- When the person is off the ship, try to haul the mainsail – and perform immediately a tack.
- Let the jib be stalled – it will push the bow through the tack faster and further reduce speed of the boat
- Performing a full circle around the MOB, when one or two ship lengths passed the person, further circling to a gybe.
- Immediately let loose the jib-sheet, shortly thereafter the mainsheet.
You should now have performed a full circle, have reduced speed to near zero and be positioned right next to the person to start the recovery efforts.
Advantages: The Quickstop is a very fast maneuver requiring very little space. It can be performed with just one person on board and needs no big preparations (given that the boat is sailing close hauled). On the contrary to the beloved Figure-8 there´s no working at the winches needed. But it´s a maneuver suitably only when sailing close hauled or in a close to beam reach.
If you ask me personally, I like the Quickstop but I will stick to the Figure-8. Why is that? Because I have more time to plan a precise run towards the MOB. With a Quickstop, there is no such time. I will have to know my boat very intimately to have it stopped right at the desired position. With a Figure-8 I will first put some distance between me and the person to have a perfect run into the wind to the rescue. I really didn´t like performing the Quickstop, I found it was too much of “music” and hectic associated with that maneuver. But that´s surely a question of practice.
And here´s what I think too: With every single cruise you are going to cast off to, there should be at least one MOB-trial for everybody helming the ship. No matter if Figure-8, Quickstop or just simply MOB with engine is practiced.
Last Minute Maneuver: Full Circle under Full Canvas
When two ships are meeting each other in open sea or on waterways, we do have collision prevention rules regulating how everybody ought to act accordingly.
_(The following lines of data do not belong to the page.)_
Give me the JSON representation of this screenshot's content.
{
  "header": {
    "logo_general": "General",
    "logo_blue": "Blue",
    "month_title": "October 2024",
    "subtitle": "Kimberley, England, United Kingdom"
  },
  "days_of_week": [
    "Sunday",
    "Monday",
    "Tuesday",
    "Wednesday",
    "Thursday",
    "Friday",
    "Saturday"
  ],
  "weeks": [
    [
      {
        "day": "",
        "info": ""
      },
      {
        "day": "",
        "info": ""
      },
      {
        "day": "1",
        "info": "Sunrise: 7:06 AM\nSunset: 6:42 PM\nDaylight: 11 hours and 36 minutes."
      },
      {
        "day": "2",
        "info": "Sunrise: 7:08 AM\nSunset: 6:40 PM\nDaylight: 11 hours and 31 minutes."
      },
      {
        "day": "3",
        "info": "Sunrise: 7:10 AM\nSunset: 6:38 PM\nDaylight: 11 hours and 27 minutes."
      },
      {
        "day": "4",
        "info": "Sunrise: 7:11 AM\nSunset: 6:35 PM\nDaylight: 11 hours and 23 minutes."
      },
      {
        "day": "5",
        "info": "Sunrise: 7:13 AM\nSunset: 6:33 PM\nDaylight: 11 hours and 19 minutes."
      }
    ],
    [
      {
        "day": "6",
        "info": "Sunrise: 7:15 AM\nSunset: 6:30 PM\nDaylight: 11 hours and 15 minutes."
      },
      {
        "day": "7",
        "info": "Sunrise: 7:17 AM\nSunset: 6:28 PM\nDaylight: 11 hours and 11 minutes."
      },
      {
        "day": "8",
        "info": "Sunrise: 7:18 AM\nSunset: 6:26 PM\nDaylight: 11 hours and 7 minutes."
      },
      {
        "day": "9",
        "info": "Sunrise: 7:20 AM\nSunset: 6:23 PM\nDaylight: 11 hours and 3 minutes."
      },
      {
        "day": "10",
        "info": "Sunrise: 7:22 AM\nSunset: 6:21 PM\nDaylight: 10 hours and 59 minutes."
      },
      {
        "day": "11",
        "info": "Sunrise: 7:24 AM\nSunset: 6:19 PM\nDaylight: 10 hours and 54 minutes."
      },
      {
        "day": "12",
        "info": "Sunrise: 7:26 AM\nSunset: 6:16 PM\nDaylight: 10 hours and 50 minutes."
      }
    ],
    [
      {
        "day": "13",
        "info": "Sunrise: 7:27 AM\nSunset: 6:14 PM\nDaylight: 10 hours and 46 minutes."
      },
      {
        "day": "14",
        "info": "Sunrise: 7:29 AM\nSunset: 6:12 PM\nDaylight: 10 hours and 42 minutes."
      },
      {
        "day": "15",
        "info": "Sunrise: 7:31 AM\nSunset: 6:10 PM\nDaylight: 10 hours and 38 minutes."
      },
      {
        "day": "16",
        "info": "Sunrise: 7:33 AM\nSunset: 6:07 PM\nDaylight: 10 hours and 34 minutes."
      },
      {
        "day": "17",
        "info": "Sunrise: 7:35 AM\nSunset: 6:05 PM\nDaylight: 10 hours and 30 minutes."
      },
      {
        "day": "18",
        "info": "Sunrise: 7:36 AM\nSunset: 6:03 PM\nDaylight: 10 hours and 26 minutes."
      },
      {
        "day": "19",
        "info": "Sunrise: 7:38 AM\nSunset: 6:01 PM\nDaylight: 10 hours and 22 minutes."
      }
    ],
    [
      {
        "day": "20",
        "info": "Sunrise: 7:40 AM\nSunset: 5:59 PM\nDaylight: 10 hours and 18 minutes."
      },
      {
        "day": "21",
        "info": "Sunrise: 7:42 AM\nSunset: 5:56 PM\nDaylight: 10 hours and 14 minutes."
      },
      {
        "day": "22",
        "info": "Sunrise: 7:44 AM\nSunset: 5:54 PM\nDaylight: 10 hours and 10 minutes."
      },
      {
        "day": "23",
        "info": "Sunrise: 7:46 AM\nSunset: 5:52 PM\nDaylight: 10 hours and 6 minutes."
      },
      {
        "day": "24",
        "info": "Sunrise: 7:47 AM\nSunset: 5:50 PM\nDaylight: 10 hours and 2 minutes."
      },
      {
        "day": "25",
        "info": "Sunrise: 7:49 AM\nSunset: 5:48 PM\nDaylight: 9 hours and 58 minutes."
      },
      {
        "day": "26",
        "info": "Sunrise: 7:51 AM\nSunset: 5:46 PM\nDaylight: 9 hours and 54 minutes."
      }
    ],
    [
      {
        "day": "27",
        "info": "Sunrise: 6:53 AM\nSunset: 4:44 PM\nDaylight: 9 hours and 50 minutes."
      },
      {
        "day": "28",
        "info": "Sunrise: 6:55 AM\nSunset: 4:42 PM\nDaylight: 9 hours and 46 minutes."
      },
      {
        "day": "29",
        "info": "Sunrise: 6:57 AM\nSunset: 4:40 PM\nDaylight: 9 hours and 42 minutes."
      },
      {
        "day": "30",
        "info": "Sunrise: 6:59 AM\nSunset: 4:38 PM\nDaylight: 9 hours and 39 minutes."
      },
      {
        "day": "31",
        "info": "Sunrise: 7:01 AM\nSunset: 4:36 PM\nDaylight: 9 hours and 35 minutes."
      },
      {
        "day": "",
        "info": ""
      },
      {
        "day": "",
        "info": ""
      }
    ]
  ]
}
Who is the privileged vessel, who will have to change course – it´s a clear set of rules every good seaman should have knowledge of. But there are so many occasions when simply the give-way vessel won´t change course. If signaling won´t do the job, there´s one last thing to do when acting as privileged vessel: Avoid collision with the so-called last minute maneuver.
Problem: “High noon” at the sea – big time panic! Especially in cramped waterways. As a skipper a ton of questions and decisions are battering upon our heads. Where to go? Port? Starboard? Luffing, veering off? Skippers can be made unable to cope at an instant. What the hell is this “last minute maneuver”?
Solution: Well, it´s easy as ABC when sailing close hauled or in a close reach. We just need some speed. And a courageous helmsman.
This is how the skipper will act:
- Put helm full rudder (either side) and don´t change anything for the sail trim
- That´s basically all. The boat will perform a full circle, though with reduced speed. During the full circle the give-way vessel will hopefully steam past our collision course when we head back onto the initial course. That´s basically all. And yes: A sailing yacht perfectly can perform a full circle without any sheet-work.
Advantages: This is so simple, I cannot find words. It does perfectly work when sailing close hauled or on a close reach. Yes, there´s some stress in the rigging but that´s far better than having your bow slammed into another vessel. Even during the full circle you will be able to decide to stop circling, veer the sheets to have the yacht sailing at a different point of sail when going back to initial course isn´t desirable anymore.
4 Essential Maneuvers for Skippers
This is what I´ve learned during the 6 days onboard MERENNEITO of Well Sailing Hamburg. 200 miles of perfect sailing with skipper Dietmar and Andrea. It´s a great feeling having passed the SKS-examination by having enjoyed the hard yet perfect drill of skipper Dietmar. He was pushing us, adding a new challenge every day and giving room for trying, being creative and seeking own solutions (even if his solutions proofed superior in the end).
By teaching us how to land, cast off or do a MOB rather different as it may be taught by the book he achieved his goal: Putting a little bit of seamanship into us lubbers and besides, making us pass this exam and get the certification.
I hope one or two of the shown maneuvers are of interest for you.